= WORK TO COMPLETE =
Once the pictures are set aside, retype the remaining entries exactly.

(Page and application data records)
BEGIN

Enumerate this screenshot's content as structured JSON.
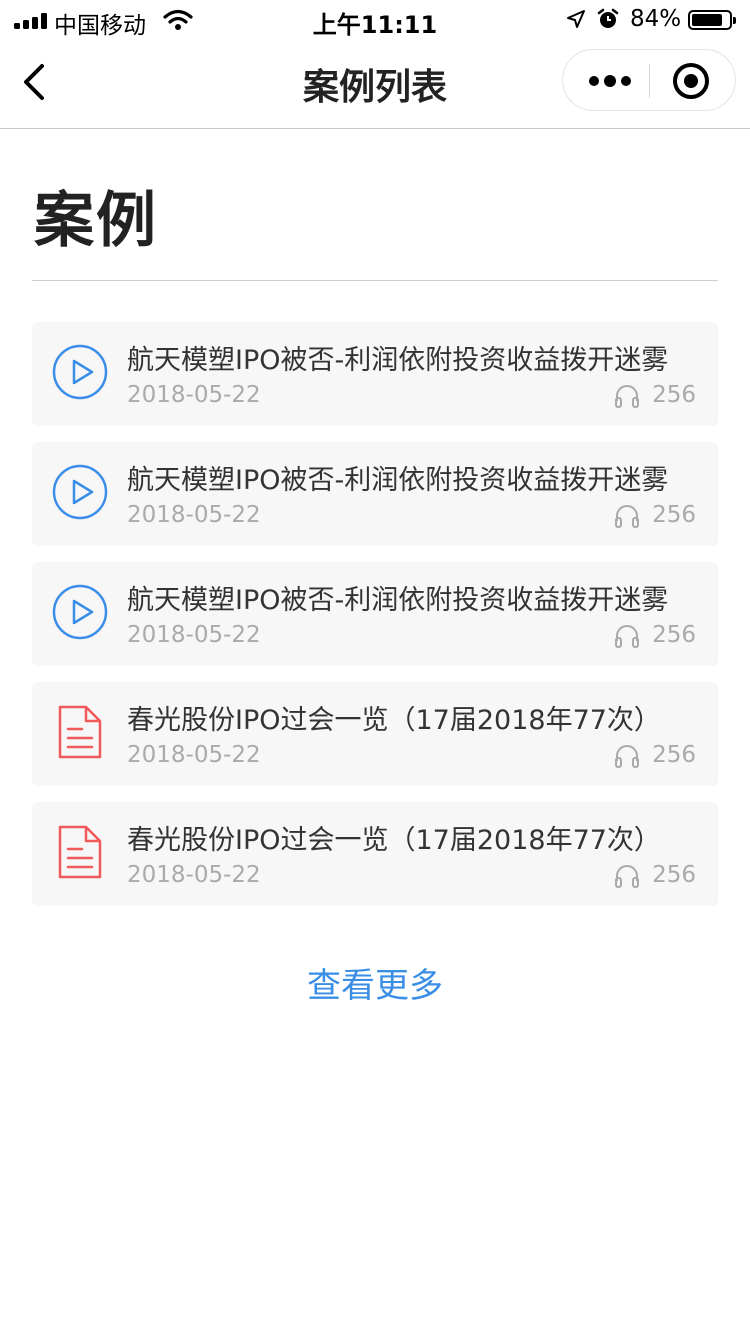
{
  "status_bar": {
    "carrier": "中国移动",
    "time": "上午11:11",
    "battery_percent": "84%",
    "battery_level": 0.84,
    "icons": [
      "signal-icon",
      "wifi-icon",
      "location-icon",
      "alarm-icon",
      "battery-icon"
    ]
  },
  "nav": {
    "title": "案例列表",
    "back_icon": "chevron-left-icon",
    "more_icon": "more-dots-icon",
    "close_icon": "target-circle-icon"
  },
  "page": {
    "heading": "案例",
    "view_more": "查看更多"
  },
  "colors": {
    "video_icon": "#3a8ee6",
    "document_icon": "#f05a5a",
    "link": "#3a8ee6",
    "meta_text": "#aaaaaa",
    "card_background": "#f7f7f7"
  },
  "cases": [
    {
      "type": "video",
      "icon": "play-circle-icon",
      "title": "航天模塑IPO被否-利润依附投资收益拨开迷雾",
      "date": "2018-05-22",
      "count": "256"
    },
    {
      "type": "video",
      "icon": "play-circle-icon",
      "title": "航天模塑IPO被否-利润依附投资收益拨开迷雾",
      "date": "2018-05-22",
      "count": "256"
    },
    {
      "type": "video",
      "icon": "play-circle-icon",
      "title": "航天模塑IPO被否-利润依附投资收益拨开迷雾",
      "date": "2018-05-22",
      "count": "256"
    },
    {
      "type": "document",
      "icon": "document-icon",
      "title": "春光股份IPO过会一览（17届2018年77次）",
      "date": "2018-05-22",
      "count": "256"
    },
    {
      "type": "document",
      "icon": "document-icon",
      "title": "春光股份IPO过会一览（17届2018年77次）",
      "date": "2018-05-22",
      "count": "256"
    }
  ]
}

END

= OUTPUT FOR THIS EXERCISE =
Enumerate this screenshot's content as structured JSON.
{
  "status_bar": {
    "carrier": "中国移动",
    "time": "上午11:11",
    "battery_percent": "84%",
    "battery_level": 0.84,
    "icons": [
      "signal-icon",
      "wifi-icon",
      "location-icon",
      "alarm-icon",
      "battery-icon"
    ]
  },
  "nav": {
    "title": "案例列表",
    "back_icon": "chevron-left-icon",
    "more_icon": "more-dots-icon",
    "close_icon": "target-circle-icon"
  },
  "page": {
    "heading": "案例",
    "view_more": "查看更多"
  },
  "colors": {
    "video_icon": "#3a8ee6",
    "document_icon": "#f05a5a",
    "link": "#3a8ee6",
    "meta_text": "#aaaaaa",
    "card_background": "#f7f7f7"
  },
  "cases": [
    {
      "type": "video",
      "icon": "play-circle-icon",
      "title": "航天模塑IPO被否-利润依附投资收益拨开迷雾",
      "date": "2018-05-22",
      "count": "256"
    },
    {
      "type": "video",
      "icon": "play-circle-icon",
      "title": "航天模塑IPO被否-利润依附投资收益拨开迷雾",
      "date": "2018-05-22",
      "count": "256"
    },
    {
      "type": "video",
      "icon": "play-circle-icon",
      "title": "航天模塑IPO被否-利润依附投资收益拨开迷雾",
      "date": "2018-05-22",
      "count": "256"
    },
    {
      "type": "document",
      "icon": "document-icon",
      "title": "春光股份IPO过会一览（17届2018年77次）",
      "date": "2018-05-22",
      "count": "256"
    },
    {
      "type": "document",
      "icon": "document-icon",
      "title": "春光股份IPO过会一览（17届2018年77次）",
      "date": "2018-05-22",
      "count": "256"
    }
  ]
}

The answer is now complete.